The DOE’s Office of Fossil Energy, National Energy Technology Laboratory (NETL) has awarded Joan Brennecke, the Keating-Crawford Professor of Chemical and Biomolecular Engineering, a US$2 million US Department of Energy (DOE) grant for research into how ionic liquids, or salt in a liquid state, can improve the efficiency and economics of the carbon dioxide (CO2) capture process.
Ionic liquids require less energy than today’s approaches to capturing CO2.
Brennecke will study the encapsulation of solid compounds that turn into an ionic liquid when they react with CO2 and turn back into a solid when the CO2 is released.
Brennecke believes ionic liquids are a potentially pivotal component of an integrated system that can safely and economically sequester combustion-generated CO2, thereby mitigating its impact on climate change.
The liquids have the potential to efficiently capture CO2 from the flue gas of coal-fired plants, as demonstrated in 2004 by a research team led by Brennecke and Edward J. Maginn, the Dorini Family Professor of Energy Studies and chair of the Department of Chemical and Biomolecular Engineering, as part of a project sponsored by the DOE’s National Energy Technology Laboratory.
Edited from press release by Harleigh Hobbs

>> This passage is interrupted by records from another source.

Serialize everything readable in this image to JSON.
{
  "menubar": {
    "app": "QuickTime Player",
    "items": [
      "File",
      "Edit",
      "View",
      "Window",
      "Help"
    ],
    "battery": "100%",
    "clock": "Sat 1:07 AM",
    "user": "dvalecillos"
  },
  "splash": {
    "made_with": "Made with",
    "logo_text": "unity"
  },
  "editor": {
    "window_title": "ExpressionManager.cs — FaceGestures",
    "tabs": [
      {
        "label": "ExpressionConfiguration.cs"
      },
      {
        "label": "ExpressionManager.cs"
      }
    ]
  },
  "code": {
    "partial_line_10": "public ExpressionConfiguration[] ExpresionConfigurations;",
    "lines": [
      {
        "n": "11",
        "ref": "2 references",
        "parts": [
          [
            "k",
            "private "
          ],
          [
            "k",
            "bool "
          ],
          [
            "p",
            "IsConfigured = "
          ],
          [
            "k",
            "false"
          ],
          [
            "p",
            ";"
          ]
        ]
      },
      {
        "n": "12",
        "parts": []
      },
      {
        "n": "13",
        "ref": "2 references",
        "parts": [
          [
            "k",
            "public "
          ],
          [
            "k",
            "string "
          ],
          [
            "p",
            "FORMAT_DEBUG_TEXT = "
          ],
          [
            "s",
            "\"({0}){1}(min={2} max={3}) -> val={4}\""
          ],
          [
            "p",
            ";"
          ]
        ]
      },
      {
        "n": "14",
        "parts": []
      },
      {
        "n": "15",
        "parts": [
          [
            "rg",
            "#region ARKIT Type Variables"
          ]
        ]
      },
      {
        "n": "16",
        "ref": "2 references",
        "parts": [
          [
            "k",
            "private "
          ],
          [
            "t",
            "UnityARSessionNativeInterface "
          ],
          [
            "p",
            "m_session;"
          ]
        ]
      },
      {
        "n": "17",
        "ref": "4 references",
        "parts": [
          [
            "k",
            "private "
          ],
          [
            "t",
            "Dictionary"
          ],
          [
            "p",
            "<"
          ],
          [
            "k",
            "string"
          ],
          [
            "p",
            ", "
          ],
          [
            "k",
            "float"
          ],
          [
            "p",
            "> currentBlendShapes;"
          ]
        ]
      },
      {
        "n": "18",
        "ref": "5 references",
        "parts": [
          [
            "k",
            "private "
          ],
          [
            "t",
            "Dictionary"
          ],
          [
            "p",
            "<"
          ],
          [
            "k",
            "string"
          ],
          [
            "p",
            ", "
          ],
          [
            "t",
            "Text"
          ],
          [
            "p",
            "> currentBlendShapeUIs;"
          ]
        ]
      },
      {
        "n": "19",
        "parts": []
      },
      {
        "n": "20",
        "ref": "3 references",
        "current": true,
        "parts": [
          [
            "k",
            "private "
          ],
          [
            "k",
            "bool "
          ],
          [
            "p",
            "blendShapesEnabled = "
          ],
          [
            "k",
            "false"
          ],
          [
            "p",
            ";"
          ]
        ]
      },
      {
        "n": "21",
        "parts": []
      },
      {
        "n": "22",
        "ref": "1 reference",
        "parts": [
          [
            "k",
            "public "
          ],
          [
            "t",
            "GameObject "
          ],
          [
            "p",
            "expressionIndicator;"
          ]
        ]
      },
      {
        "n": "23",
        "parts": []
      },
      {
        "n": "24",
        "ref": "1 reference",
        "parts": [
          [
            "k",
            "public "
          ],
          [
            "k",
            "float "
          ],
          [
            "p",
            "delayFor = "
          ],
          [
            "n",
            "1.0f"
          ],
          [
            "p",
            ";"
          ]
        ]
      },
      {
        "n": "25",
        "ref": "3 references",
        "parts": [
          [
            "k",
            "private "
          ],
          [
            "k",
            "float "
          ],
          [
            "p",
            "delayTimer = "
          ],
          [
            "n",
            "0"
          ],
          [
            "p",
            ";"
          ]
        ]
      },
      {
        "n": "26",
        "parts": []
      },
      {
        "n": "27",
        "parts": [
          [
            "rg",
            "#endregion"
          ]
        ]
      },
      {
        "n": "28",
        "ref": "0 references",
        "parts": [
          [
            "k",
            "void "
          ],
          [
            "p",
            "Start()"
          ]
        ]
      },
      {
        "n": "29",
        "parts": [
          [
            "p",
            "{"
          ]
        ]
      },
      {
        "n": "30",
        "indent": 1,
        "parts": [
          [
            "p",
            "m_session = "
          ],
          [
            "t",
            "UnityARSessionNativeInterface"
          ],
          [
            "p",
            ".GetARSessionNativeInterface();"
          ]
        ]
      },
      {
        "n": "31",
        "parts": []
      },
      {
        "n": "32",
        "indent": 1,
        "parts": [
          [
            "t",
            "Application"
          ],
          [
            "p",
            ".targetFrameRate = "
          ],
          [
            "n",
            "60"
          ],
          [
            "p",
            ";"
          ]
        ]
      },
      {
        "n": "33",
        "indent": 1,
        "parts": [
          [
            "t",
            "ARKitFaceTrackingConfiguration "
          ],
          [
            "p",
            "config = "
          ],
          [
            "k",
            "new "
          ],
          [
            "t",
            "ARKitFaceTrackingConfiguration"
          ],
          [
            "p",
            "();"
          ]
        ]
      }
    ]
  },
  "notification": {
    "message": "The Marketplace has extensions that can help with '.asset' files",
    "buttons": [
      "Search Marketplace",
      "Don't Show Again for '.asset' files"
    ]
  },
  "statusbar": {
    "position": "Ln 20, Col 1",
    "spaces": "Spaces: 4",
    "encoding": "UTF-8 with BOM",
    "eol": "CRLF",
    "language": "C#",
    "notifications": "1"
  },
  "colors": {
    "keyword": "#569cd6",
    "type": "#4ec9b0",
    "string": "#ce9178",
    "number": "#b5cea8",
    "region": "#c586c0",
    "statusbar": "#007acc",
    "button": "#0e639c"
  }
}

Read the article online at: https://www.worldcoal.com/coal/08012016/two-million-dollar-doe-grant-awarded-to-engineer-to-study-carbon-dioxide-capture-23/